Multiple sources

The messianic banquet

An important host gives a great banquet, but the intended guests make excuses. Then other guests are invited, or even compelled to participate. This is the core of the parable of the great banquet. There are three versions of this parable, Matthew 22:1-14, Luke 14:15-24 and the gospel of Thomas 64. The latter version is the shortest, Matthew the longest. On the earlywritings.com forum Ben C. Smith recently asked himself which version would be original. In his opinion the versions in the gospel of Luke and the gospel of Thomas (part of the Nag Hammadi Library) are original, while the gospel of Matthew contains two additions: verse 6-7 and verse 11-14.

In the discussion of this subject I have drawn attention to two texts that are closely connected to the banquet story.

The first of both is Luke 7:22-23, which goes as follows: Go and tell John what you have seen and heard: the blind receive their sight, the lame walk, lepers are cleansed, and the deaf hear, the dead are raised up, the poor have good news preached to them.

The Lukan version of the parable has the following invitation for the alternative guests (v. 21b): Go out quickly to the streets and lanes of the city, and bring in the poor and maimed and blind and lame.’

Three categories of people are identical: the blind, the lame and the poor.

The second related text is the Dead Sea Scrolls text 4Q521 called ‘A Messianic Apocalypse’, of which fragment 2 goes as follows:

[the hea]vens and the earth will listen to His Messiah, and none therein
will stray from the commandments of the holy ones.

Seekers of the Lord, strengthen yourselves in His service!

All you hopeful in (your) heart, will you not find the Lord in this?

For the Lord will consider the pious and call the righteous by name.

Over the poor His spirit will hover and will renew the faithful with His power

And He will glorify the pious on the throne of the eternal Kingdom.

He who liberates the captives, restores sight to the blind, straightens the b[ent]

And f[or] ever I will clea[ve to the h]opeful and in His mercy …

And the fr[uit …] will not be delayed for anyone

And the Lord will accomplish things which have never been as [He …]

For He will heal the wounded, and revive the dead and bring good news to the poor

… He will lead the uprooted and make the rich hungry …

4Q521 mentions ‘the eternal Kingdom’ and ‘the Messiah’, while the Lukan parable similarly mentions ‘the kingdom of God’ and ‘the servant’ (a term for the Messiah, particularly in Isaiah). Among many Essene self-designations in 4Q521 (the pious, the righteous, the faithful), Luke 14:21 as well as 7:23 mention one of them: the poor. Here also we have a similar list of addressed people: captives/blind/bent in 4Q521 versus maimed/blind/lame in Luke 14. 4Q521 seems to describe the future messianic era, while the parable describes the realization of the messianic dream, in both cases with God the master and his servant the messiah as protagonists. The story has a social undertone that reminds of the letter of James.

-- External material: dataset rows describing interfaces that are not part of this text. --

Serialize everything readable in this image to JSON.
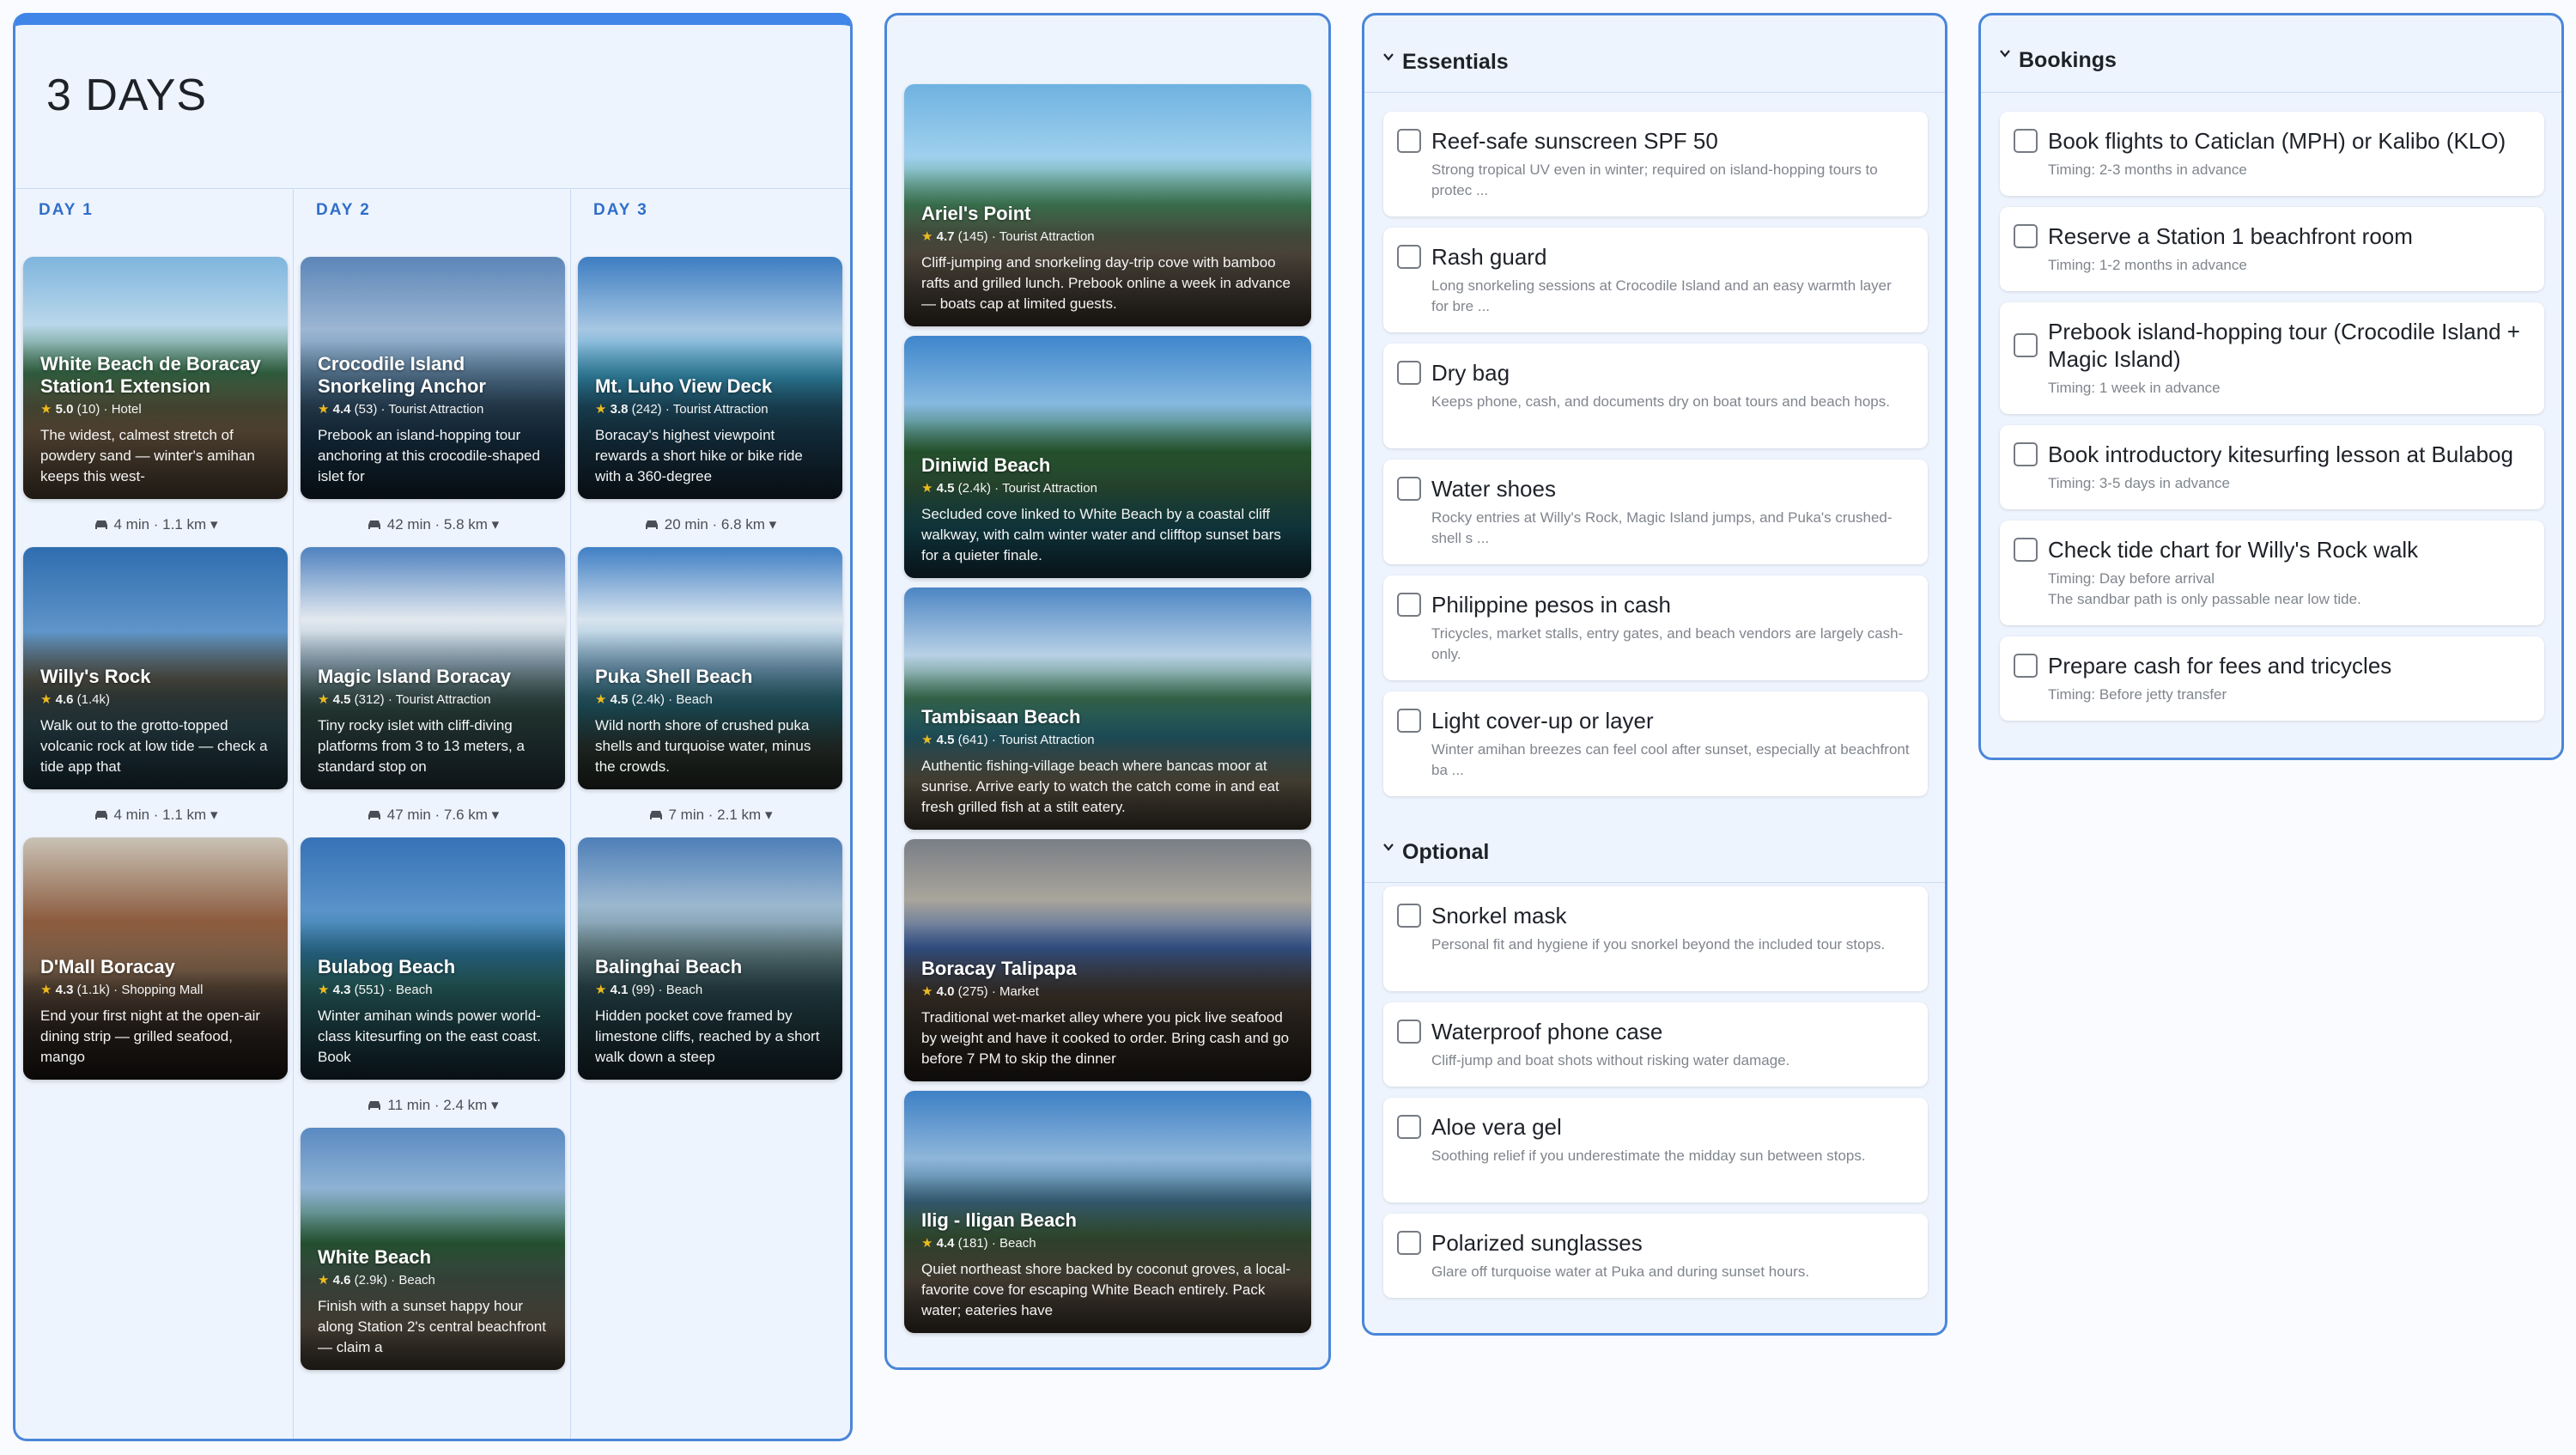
{
  "itinerary": {
    "title": "3 DAYS",
    "days": [
      {
        "label": "DAY 1",
        "cards": [
          {
            "name": "White Beach de Boracay Station1 Extension",
            "rating": "5.0",
            "reviews": "(10)",
            "category": "Hotel",
            "desc": "The widest, calmest stretch of powdery sand — winter's amihan keeps this west-"
          },
          {
            "name": "Willy's Rock",
            "rating": "4.6",
            "reviews": "(1.4k)",
            "category": "",
            "desc": "Walk out to the grotto-topped volcanic rock at low tide — check a tide app that"
          },
          {
            "name": "D'Mall Boracay",
            "rating": "4.3",
            "reviews": "(1.1k)",
            "category": "Shopping Mall",
            "desc": "End your first night at the open-air dining strip — grilled seafood, mango"
          }
        ],
        "travel": [
          "4 min · 1.1 km",
          "4 min · 1.1 km"
        ]
      },
      {
        "label": "DAY 2",
        "cards": [
          {
            "name": "Crocodile Island Snorkeling Anchor",
            "rating": "4.4",
            "reviews": "(53)",
            "category": "Tourist Attraction",
            "desc": "Prebook an island-hopping tour anchoring at this crocodile-shaped islet for"
          },
          {
            "name": "Magic Island Boracay",
            "rating": "4.5",
            "reviews": "(312)",
            "category": "Tourist Attraction",
            "desc": "Tiny rocky islet with cliff-diving platforms from 3 to 13 meters, a standard stop on"
          },
          {
            "name": "Bulabog Beach",
            "rating": "4.3",
            "reviews": "(551)",
            "category": "Beach",
            "desc": "Winter amihan winds power world-class kitesurfing on the east coast. Book"
          },
          {
            "name": "White Beach",
            "rating": "4.6",
            "reviews": "(2.9k)",
            "category": "Beach",
            "desc": "Finish with a sunset happy hour along Station 2's central beachfront — claim a"
          }
        ],
        "travel": [
          "42 min · 5.8 km",
          "47 min · 7.6 km",
          "11 min · 2.4 km"
        ]
      },
      {
        "label": "DAY 3",
        "cards": [
          {
            "name": "Mt. Luho View Deck",
            "rating": "3.8",
            "reviews": "(242)",
            "category": "Tourist Attraction",
            "desc": "Boracay's highest viewpoint rewards a short hike or bike ride with a 360-degree"
          },
          {
            "name": "Puka Shell Beach",
            "rating": "4.5",
            "reviews": "(2.4k)",
            "category": "Beach",
            "desc": "Wild north shore of crushed puka shells and turquoise water, minus the crowds."
          },
          {
            "name": "Balinghai Beach",
            "rating": "4.1",
            "reviews": "(99)",
            "category": "Beach",
            "desc": "Hidden pocket cove framed by limestone cliffs, reached by a short walk down a steep"
          }
        ],
        "travel": [
          "20 min · 6.8 km",
          "7 min · 2.1 km"
        ]
      }
    ]
  },
  "suggestions": [
    {
      "name": "Ariel's Point",
      "rating": "4.7",
      "reviews": "(145)",
      "category": "Tourist Attraction",
      "desc": "Cliff-jumping and snorkeling day-trip cove with bamboo rafts and grilled lunch. Prebook online a week in advance — boats cap at limited guests."
    },
    {
      "name": "Diniwid Beach",
      "rating": "4.5",
      "reviews": "(2.4k)",
      "category": "Tourist Attraction",
      "desc": "Secluded cove linked to White Beach by a coastal cliff walkway, with calm winter water and clifftop sunset bars for a quieter finale."
    },
    {
      "name": "Tambisaan Beach",
      "rating": "4.5",
      "reviews": "(641)",
      "category": "Tourist Attraction",
      "desc": "Authentic fishing-village beach where bancas moor at sunrise. Arrive early to watch the catch come in and eat fresh grilled fish at a stilt eatery."
    },
    {
      "name": "Boracay Talipapa",
      "rating": "4.0",
      "reviews": "(275)",
      "category": "Market",
      "desc": "Traditional wet-market alley where you pick live seafood by weight and have it cooked to order. Bring cash and go before 7 PM to skip the dinner"
    },
    {
      "name": "Ilig - Iligan Beach",
      "rating": "4.4",
      "reviews": "(181)",
      "category": "Beach",
      "desc": "Quiet northeast shore backed by coconut groves, a local-favorite cove for escaping White Beach entirely. Pack water; eateries have"
    }
  ],
  "packing": {
    "essentials_title": "Essentials",
    "essentials": [
      {
        "title": "Reef-safe sunscreen SPF 50",
        "note": "Strong tropical UV even in winter; required on island-hopping tours to protec ..."
      },
      {
        "title": "Rash guard",
        "note": "Long snorkeling sessions at Crocodile Island and an easy warmth layer for bre ..."
      },
      {
        "title": "Dry bag",
        "note": "Keeps phone, cash, and documents dry on boat tours and beach hops."
      },
      {
        "title": "Water shoes",
        "note": "Rocky entries at Willy's Rock, Magic Island jumps, and Puka's crushed-shell s ..."
      },
      {
        "title": "Philippine pesos in cash",
        "note": "Tricycles, market stalls, entry gates, and beach vendors are largely cash-only."
      },
      {
        "title": "Light cover-up or layer",
        "note": "Winter amihan breezes can feel cool after sunset, especially at beachfront ba ..."
      }
    ],
    "optional_title": "Optional",
    "optional": [
      {
        "title": "Snorkel mask",
        "note": "Personal fit and hygiene if you snorkel beyond the included tour stops."
      },
      {
        "title": "Waterproof phone case",
        "note": "Cliff-jump and boat shots without risking water damage."
      },
      {
        "title": "Aloe vera gel",
        "note": "Soothing relief if you underestimate the midday sun between stops."
      },
      {
        "title": "Polarized sunglasses",
        "note": "Glare off turquoise water at Puka and during sunset hours."
      }
    ]
  },
  "bookings": {
    "title": "Bookings",
    "items": [
      {
        "title": "Book flights to Caticlan (MPH) or Kalibo (KLO)",
        "timing": "Timing: 2-3 months in advance"
      },
      {
        "title": "Reserve a Station 1 beachfront room",
        "timing": "Timing: 1-2 months in advance"
      },
      {
        "title": "Prebook island-hopping tour (Crocodile Island + Magic Island)",
        "timing": "Timing: 1 week in advance"
      },
      {
        "title": "Book introductory kitesurfing lesson at Bulabog",
        "timing": "Timing: 3-5 days in advance"
      },
      {
        "title": "Check tide chart for Willy's Rock walk",
        "timing": "Timing: Day before arrival",
        "note": "The sandbar path is only passable near low tide."
      },
      {
        "title": "Prepare cash for fees and tricycles",
        "timing": "Timing: Before jetty transfer"
      }
    ]
  },
  "colors": {
    "accent": "#3f86e8",
    "panel_bg": "#eef4fd",
    "panel_border": "#4a86d9",
    "star": "#f7c21c"
  }
}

Neither the rich landowner (two times ‘bought’ in an agricultural context) nor well-to-do are welcome in the messianic empire, but the humble categories that the Qumran Essenes had described before in one of their messianic writings. God’s anger seems to be directed towards the rich people.

The second to last line of 4Q521 places ‘heal the wounded’ and ‘revive the dead’ next to each other. This verse might have brought the author of the first gospel (Mark) into temptation to change Jesus’ fate of a wounded man who was healed into the fate of a dead man who revived.

There also seems to be a connection between the last line of 4Q521 and Luke 1:53: “He has filled the hungry with good things, and the rich he has sent empty away.”

Concerning the reconstruction of the text, in my opinion verses Luke 14:22b-24 are alien to the symmetrical original message. The element of compelling is absent in Thomas 64, and the story in Luke logically ends with verse 22a, after the two categories of guests have been confronted.

(Introduction and first invitation)
(16) He [Jesus] said to him, “A man once gave a great banquet, and invited many; (17) and at the time for the banquet he sent his servant to say to those who had been invited, ‘Come, for all is now ready.’

(Excuses from the intended guests)

(18) But they all alike began to make excuses. The first said to him, ‘I have bought a field, and I must go out and see it; I pray you, have me excused.’ (19) And another said, ‘I have bought five yoke of oxen, and I go to examine them; I pray you, have me excused.’ (20) And another said, ‘I have married a wife, and therefore I cannot come.’ (21) So the servant came and reported this to his master.

(The second invitation)

Then the householder in anger said to his servant, ‘Go out quickly to the streets and lanes of the city, and bring in the poor and maimed and blind and lame.’ (22) And the servant said, ‘Sir, what you commanded has been done.’ ”